EXERCISE REQUIREMENTS ▸ Retype each entry below precisely as it reads.

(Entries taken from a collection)

== == ==

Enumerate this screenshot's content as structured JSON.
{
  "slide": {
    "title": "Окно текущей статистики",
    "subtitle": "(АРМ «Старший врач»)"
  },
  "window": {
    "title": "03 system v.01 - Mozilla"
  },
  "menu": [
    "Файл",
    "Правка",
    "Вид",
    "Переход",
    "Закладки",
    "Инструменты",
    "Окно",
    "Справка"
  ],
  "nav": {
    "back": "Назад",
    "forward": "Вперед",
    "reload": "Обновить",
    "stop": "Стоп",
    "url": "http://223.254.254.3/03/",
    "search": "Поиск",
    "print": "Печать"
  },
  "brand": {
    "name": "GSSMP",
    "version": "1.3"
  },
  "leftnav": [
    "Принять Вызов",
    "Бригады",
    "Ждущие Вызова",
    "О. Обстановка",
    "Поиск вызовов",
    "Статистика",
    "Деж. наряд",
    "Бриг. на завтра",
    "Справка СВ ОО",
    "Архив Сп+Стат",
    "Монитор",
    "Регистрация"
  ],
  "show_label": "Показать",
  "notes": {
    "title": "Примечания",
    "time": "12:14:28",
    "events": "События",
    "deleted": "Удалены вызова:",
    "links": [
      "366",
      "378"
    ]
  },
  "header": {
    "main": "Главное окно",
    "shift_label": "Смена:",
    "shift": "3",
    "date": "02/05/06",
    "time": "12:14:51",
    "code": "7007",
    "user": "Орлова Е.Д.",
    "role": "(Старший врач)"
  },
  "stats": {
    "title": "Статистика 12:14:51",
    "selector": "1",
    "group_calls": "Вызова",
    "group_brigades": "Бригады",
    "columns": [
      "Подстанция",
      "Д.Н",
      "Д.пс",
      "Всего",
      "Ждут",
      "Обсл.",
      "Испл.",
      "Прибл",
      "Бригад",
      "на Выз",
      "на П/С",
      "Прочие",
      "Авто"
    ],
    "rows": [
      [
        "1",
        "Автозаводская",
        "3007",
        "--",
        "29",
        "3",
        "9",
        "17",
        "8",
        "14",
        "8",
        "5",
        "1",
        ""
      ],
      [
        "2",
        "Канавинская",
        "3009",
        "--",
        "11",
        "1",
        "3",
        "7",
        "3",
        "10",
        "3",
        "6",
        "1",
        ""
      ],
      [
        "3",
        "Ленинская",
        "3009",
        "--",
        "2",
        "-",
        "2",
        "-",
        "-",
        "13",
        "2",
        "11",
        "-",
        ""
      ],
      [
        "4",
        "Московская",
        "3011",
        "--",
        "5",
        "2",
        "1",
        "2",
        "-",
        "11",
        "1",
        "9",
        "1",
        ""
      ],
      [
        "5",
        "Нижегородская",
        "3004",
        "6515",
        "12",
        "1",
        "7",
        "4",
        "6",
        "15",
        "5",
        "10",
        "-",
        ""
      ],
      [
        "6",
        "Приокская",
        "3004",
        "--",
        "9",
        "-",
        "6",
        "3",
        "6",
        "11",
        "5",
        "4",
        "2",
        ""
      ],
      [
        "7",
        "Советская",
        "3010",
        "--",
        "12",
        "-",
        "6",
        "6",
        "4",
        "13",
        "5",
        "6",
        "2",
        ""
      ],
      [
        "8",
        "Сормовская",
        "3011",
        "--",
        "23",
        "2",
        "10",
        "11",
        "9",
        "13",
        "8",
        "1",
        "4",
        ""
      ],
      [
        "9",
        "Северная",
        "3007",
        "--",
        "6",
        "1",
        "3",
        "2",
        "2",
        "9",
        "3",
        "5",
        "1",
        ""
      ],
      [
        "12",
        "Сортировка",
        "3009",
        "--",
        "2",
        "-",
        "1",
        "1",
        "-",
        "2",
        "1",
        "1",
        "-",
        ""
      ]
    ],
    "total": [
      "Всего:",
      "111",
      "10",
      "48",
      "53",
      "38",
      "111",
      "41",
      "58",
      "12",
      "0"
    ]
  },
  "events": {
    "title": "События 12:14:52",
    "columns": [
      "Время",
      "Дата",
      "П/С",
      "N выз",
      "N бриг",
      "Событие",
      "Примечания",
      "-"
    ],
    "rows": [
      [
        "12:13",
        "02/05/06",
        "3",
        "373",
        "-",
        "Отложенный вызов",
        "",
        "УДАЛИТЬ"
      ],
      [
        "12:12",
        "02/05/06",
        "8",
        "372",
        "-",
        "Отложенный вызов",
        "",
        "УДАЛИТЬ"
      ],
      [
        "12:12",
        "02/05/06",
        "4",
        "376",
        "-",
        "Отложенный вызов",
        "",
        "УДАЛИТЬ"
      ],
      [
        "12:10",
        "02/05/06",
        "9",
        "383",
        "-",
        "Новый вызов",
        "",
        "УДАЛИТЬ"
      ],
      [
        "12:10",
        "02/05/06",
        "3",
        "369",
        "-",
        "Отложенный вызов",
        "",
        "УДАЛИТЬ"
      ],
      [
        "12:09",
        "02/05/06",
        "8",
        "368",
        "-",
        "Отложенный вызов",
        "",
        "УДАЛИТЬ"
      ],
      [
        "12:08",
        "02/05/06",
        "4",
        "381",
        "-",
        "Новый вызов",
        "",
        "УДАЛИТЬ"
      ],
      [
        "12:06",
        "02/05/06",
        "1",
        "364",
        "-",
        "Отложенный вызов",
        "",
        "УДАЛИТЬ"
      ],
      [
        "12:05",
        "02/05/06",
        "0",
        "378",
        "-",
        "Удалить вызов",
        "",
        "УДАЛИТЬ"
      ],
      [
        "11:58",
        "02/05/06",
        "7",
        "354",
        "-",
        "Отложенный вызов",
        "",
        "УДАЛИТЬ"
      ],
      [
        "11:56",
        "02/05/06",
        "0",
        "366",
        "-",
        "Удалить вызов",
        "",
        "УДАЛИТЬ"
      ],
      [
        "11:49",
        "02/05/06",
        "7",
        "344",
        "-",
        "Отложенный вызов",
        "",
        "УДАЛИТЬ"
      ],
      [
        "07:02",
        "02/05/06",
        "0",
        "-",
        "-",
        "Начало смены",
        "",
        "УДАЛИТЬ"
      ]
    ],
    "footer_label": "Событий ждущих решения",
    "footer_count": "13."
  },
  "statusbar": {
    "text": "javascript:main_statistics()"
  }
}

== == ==

ANSWER SECTION ▸
Enumerate this screenshot's content as structured JSON.
{
  "slide": {
    "title": "Окно текущей статистики",
    "subtitle": "(АРМ «Старший врач»)"
  },
  "window": {
    "title": "03 system v.01 - Mozilla"
  },
  "menu": [
    "Файл",
    "Правка",
    "Вид",
    "Переход",
    "Закладки",
    "Инструменты",
    "Окно",
    "Справка"
  ],
  "nav": {
    "back": "Назад",
    "forward": "Вперед",
    "reload": "Обновить",
    "stop": "Стоп",
    "url": "http://223.254.254.3/03/",
    "search": "Поиск",
    "print": "Печать"
  },
  "brand": {
    "name": "GSSMP",
    "version": "1.3"
  },
  "leftnav": [
    "Принять Вызов",
    "Бригады",
    "Ждущие Вызова",
    "О. Обстановка",
    "Поиск вызовов",
    "Статистика",
    "Деж. наряд",
    "Бриг. на завтра",
    "Справка СВ ОО",
    "Архив Сп+Стат",
    "Монитор",
    "Регистрация"
  ],
  "show_label": "Показать",
  "notes": {
    "title": "Примечания",
    "time": "12:14:28",
    "events": "События",
    "deleted": "Удалены вызова:",
    "links": [
      "366",
      "378"
    ]
  },
  "header": {
    "main": "Главное окно",
    "shift_label": "Смена:",
    "shift": "3",
    "date": "02/05/06",
    "time": "12:14:51",
    "code": "7007",
    "user": "Орлова Е.Д.",
    "role": "(Старший врач)"
  },
  "stats": {
    "title": "Статистика 12:14:51",
    "selector": "1",
    "group_calls": "Вызова",
    "group_brigades": "Бригады",
    "columns": [
      "Подстанция",
      "Д.Н",
      "Д.пс",
      "Всего",
      "Ждут",
      "Обсл.",
      "Испл.",
      "Прибл",
      "Бригад",
      "на Выз",
      "на П/С",
      "Прочие",
      "Авто"
    ],
    "rows": [
      [
        "1",
        "Автозаводская",
        "3007",
        "--",
        "29",
        "3",
        "9",
        "17",
        "8",
        "14",
        "8",
        "5",
        "1",
        ""
      ],
      [
        "2",
        "Канавинская",
        "3009",
        "--",
        "11",
        "1",
        "3",
        "7",
        "3",
        "10",
        "3",
        "6",
        "1",
        ""
      ],
      [
        "3",
        "Ленинская",
        "3009",
        "--",
        "2",
        "-",
        "2",
        "-",
        "-",
        "13",
        "2",
        "11",
        "-",
        ""
      ],
      [
        "4",
        "Московская",
        "3011",
        "--",
        "5",
        "2",
        "1",
        "2",
        "-",
        "11",
        "1",
        "9",
        "1",
        ""
      ],
      [
        "5",
        "Нижегородская",
        "3004",
        "6515",
        "12",
        "1",
        "7",
        "4",
        "6",
        "15",
        "5",
        "10",
        "-",
        ""
      ],
      [
        "6",
        "Приокская",
        "3004",
        "--",
        "9",
        "-",
        "6",
        "3",
        "6",
        "11",
        "5",
        "4",
        "2",
        ""
      ],
      [
        "7",
        "Советская",
        "3010",
        "--",
        "12",
        "-",
        "6",
        "6",
        "4",
        "13",
        "5",
        "6",
        "2",
        ""
      ],
      [
        "8",
        "Сормовская",
        "3011",
        "--",
        "23",
        "2",
        "10",
        "11",
        "9",
        "13",
        "8",
        "1",
        "4",
        ""
      ],
      [
        "9",
        "Северная",
        "3007",
        "--",
        "6",
        "1",
        "3",
        "2",
        "2",
        "9",
        "3",
        "5",
        "1",
        ""
      ],
      [
        "12",
        "Сортировка",
        "3009",
        "--",
        "2",
        "-",
        "1",
        "1",
        "-",
        "2",
        "1",
        "1",
        "-",
        ""
      ]
    ],
    "total": [
      "Всего:",
      "111",
      "10",
      "48",
      "53",
      "38",
      "111",
      "41",
      "58",
      "12",
      "0"
    ]
  },
  "events": {
    "title": "События 12:14:52",
    "columns": [
      "Время",
      "Дата",
      "П/С",
      "N выз",
      "N бриг",
      "Событие",
      "Примечания",
      "-"
    ],
    "rows": [
      [
        "12:13",
        "02/05/06",
        "3",
        "373",
        "-",
        "Отложенный вызов",
        "",
        "УДАЛИТЬ"
      ],
      [
        "12:12",
        "02/05/06",
        "8",
        "372",
        "-",
        "Отложенный вызов",
        "",
        "УДАЛИТЬ"
      ],
      [
        "12:12",
        "02/05/06",
        "4",
        "376",
        "-",
        "Отложенный вызов",
        "",
        "УДАЛИТЬ"
      ],
      [
        "12:10",
        "02/05/06",
        "9",
        "383",
        "-",
        "Новый вызов",
        "",
        "УДАЛИТЬ"
      ],
      [
        "12:10",
        "02/05/06",
        "3",
        "369",
        "-",
        "Отложенный вызов",
        "",
        "УДАЛИТЬ"
      ],
      [
        "12:09",
        "02/05/06",
        "8",
        "368",
        "-",
        "Отложенный вызов",
        "",
        "УДАЛИТЬ"
      ],
      [
        "12:08",
        "02/05/06",
        "4",
        "381",
        "-",
        "Новый вызов",
        "",
        "УДАЛИТЬ"
      ],
      [
        "12:06",
        "02/05/06",
        "1",
        "364",
        "-",
        "Отложенный вызов",
        "",
        "УДАЛИТЬ"
      ],
      [
        "12:05",
        "02/05/06",
        "0",
        "378",
        "-",
        "Удалить вызов",
        "",
        "УДАЛИТЬ"
      ],
      [
        "11:58",
        "02/05/06",
        "7",
        "354",
        "-",
        "Отложенный вызов",
        "",
        "УДАЛИТЬ"
      ],
      [
        "11:56",
        "02/05/06",
        "0",
        "366",
        "-",
        "Удалить вызов",
        "",
        "УДАЛИТЬ"
      ],
      [
        "11:49",
        "02/05/06",
        "7",
        "344",
        "-",
        "Отложенный вызов",
        "",
        "УДАЛИТЬ"
      ],
      [
        "07:02",
        "02/05/06",
        "0",
        "-",
        "-",
        "Начало смены",
        "",
        "УДАЛИТЬ"
      ]
    ],
    "footer_label": "Событий ждущих решения",
    "footer_count": "13."
  },
  "statusbar": {
    "text": "javascript:main_statistics()"
  }
}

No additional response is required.